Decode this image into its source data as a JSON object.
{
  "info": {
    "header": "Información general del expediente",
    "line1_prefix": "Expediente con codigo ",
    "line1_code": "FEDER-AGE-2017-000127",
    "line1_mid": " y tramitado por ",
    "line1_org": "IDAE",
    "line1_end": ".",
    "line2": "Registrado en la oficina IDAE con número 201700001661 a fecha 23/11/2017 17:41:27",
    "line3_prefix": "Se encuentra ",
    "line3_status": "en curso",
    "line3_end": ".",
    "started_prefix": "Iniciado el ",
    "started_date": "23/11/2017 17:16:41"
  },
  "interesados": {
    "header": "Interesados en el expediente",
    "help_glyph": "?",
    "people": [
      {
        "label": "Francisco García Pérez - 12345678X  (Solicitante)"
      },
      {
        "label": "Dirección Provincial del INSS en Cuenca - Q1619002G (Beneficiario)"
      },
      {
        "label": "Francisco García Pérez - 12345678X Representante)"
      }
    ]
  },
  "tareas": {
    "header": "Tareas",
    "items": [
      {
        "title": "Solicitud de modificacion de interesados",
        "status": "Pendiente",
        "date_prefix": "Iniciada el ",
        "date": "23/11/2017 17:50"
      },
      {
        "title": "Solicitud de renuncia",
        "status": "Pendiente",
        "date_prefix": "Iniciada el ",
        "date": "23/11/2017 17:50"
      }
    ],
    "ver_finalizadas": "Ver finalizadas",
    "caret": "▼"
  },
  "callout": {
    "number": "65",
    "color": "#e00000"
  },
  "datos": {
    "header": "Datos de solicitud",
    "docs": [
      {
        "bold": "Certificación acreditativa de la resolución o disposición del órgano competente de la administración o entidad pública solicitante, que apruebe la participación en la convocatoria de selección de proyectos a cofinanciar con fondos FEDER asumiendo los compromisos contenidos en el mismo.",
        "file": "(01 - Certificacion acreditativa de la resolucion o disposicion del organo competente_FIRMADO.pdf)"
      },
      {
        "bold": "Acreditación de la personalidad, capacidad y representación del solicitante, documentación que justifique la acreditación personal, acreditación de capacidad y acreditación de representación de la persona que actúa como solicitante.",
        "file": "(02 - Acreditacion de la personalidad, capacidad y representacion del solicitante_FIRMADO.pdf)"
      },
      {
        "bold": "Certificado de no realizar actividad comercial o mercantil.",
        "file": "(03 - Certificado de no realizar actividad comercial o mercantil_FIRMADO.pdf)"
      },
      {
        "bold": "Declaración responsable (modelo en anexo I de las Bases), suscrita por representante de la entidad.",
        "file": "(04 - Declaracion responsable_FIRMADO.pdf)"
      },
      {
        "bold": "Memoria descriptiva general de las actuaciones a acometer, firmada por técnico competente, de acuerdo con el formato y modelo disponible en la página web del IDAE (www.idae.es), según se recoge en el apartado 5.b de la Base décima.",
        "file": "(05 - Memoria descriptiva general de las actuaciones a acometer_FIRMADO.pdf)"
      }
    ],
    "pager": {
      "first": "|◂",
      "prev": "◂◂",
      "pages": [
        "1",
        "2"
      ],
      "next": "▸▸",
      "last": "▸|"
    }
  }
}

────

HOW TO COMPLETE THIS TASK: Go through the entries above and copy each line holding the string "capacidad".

TASK ANSWER:
        "bold": "Acreditación de la personalidad, capacidad y representación del solicitante, documentación que justifique la acreditación personal, acreditación de capacidad y acreditación de representación de la persona que actúa como solicitante.",
        "file": "(02 - Acreditacion de la personalidad, capacidad y representacion del solicitante_FIRMADO.pdf)"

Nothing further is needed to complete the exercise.